→ Goal of the exercise:
Where a line of the material includes the string "JSON", copy that line.

== Segment start ==

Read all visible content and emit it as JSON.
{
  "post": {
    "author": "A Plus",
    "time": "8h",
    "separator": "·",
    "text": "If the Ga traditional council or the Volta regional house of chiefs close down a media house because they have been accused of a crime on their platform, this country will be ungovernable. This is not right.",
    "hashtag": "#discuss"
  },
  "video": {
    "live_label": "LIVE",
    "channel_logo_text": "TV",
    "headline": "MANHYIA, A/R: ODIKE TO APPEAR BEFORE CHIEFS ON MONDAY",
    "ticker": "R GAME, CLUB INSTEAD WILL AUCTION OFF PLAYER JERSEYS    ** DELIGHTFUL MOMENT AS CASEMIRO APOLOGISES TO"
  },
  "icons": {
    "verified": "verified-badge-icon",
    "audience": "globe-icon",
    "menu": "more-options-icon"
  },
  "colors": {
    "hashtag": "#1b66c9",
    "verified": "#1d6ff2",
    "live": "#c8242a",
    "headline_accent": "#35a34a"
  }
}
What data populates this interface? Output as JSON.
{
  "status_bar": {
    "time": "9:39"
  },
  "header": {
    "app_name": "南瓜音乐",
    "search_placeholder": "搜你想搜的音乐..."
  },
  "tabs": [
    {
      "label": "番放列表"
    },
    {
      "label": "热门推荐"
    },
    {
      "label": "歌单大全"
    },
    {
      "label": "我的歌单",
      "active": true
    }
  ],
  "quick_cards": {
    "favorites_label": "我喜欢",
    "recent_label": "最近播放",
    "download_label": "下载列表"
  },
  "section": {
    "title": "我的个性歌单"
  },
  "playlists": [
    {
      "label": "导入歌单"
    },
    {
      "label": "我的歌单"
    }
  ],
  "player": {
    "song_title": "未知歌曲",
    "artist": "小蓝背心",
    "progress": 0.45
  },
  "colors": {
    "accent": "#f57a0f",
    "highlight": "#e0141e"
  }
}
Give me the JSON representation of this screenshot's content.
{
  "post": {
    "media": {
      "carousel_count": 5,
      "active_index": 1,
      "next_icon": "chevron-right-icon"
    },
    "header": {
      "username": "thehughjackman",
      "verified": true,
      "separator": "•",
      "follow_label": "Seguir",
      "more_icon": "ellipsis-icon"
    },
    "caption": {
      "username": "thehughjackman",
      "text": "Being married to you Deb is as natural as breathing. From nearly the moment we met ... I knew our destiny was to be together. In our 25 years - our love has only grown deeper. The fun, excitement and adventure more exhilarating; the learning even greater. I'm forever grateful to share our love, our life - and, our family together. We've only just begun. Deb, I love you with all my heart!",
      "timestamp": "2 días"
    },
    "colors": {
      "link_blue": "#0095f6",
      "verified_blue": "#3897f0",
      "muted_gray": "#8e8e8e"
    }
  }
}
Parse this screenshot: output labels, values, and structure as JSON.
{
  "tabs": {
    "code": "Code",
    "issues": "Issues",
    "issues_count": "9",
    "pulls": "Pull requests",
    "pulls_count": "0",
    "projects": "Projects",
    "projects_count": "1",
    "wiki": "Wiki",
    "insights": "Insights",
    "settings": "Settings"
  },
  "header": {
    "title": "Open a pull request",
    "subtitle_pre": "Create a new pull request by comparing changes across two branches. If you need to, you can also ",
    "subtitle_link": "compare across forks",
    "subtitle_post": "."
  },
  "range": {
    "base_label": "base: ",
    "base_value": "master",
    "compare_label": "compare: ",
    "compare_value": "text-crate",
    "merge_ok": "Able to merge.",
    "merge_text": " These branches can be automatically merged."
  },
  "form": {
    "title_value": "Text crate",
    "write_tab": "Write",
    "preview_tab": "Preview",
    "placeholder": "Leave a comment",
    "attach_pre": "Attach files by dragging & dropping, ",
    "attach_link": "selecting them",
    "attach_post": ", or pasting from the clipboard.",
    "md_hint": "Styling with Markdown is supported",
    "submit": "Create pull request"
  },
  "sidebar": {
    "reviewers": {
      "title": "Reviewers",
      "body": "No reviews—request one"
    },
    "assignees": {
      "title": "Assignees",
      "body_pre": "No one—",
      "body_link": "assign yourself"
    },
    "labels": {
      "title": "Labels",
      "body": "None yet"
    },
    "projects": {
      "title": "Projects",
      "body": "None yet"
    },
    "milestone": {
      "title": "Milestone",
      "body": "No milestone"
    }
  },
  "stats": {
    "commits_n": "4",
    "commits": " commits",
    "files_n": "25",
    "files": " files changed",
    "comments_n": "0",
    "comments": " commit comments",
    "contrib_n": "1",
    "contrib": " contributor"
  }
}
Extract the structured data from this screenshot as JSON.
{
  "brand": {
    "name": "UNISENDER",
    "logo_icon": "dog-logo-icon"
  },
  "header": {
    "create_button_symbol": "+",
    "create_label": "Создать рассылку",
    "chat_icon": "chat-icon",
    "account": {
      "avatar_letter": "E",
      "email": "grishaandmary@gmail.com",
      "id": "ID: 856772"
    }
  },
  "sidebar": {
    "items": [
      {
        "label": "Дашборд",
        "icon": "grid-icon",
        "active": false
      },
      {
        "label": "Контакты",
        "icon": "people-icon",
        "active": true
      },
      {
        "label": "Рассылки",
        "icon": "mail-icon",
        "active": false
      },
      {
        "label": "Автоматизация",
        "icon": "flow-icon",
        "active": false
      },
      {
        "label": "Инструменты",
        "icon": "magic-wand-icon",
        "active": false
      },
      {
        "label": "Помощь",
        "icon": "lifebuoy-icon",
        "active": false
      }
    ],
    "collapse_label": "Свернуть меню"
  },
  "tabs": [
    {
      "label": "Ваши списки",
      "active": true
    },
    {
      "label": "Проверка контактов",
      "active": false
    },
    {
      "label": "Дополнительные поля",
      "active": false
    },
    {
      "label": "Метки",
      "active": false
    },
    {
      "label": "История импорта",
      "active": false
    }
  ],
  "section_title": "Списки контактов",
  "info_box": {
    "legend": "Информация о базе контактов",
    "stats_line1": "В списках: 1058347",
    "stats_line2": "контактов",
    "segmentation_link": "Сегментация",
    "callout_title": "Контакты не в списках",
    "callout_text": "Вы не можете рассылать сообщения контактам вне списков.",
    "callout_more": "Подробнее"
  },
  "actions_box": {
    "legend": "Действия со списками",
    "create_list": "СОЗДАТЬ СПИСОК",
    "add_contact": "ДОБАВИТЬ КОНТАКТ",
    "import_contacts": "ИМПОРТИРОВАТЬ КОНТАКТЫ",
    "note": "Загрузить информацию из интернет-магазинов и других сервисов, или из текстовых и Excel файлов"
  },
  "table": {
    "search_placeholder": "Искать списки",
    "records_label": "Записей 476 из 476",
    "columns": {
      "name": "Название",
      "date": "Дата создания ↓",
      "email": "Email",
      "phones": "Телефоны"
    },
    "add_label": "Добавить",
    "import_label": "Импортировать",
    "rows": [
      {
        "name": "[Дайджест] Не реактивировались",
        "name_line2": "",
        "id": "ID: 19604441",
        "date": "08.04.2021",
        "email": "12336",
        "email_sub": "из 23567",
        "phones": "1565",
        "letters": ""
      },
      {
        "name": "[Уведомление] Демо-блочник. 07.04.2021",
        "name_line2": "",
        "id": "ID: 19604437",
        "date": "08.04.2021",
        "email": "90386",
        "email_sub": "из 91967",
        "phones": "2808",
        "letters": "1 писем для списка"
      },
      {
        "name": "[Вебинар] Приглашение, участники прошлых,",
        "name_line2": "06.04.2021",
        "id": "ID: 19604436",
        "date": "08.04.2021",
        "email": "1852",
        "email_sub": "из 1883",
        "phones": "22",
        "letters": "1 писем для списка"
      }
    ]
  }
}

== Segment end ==

→ Response to the task:
Read all visible content and emit it as JSON.
What data populates this interface? Output as JSON.
Give me the JSON representation of this screenshot's content.
Parse this screenshot: output labels, values, and structure as JSON.
Extract the structured data from this screenshot as JSON.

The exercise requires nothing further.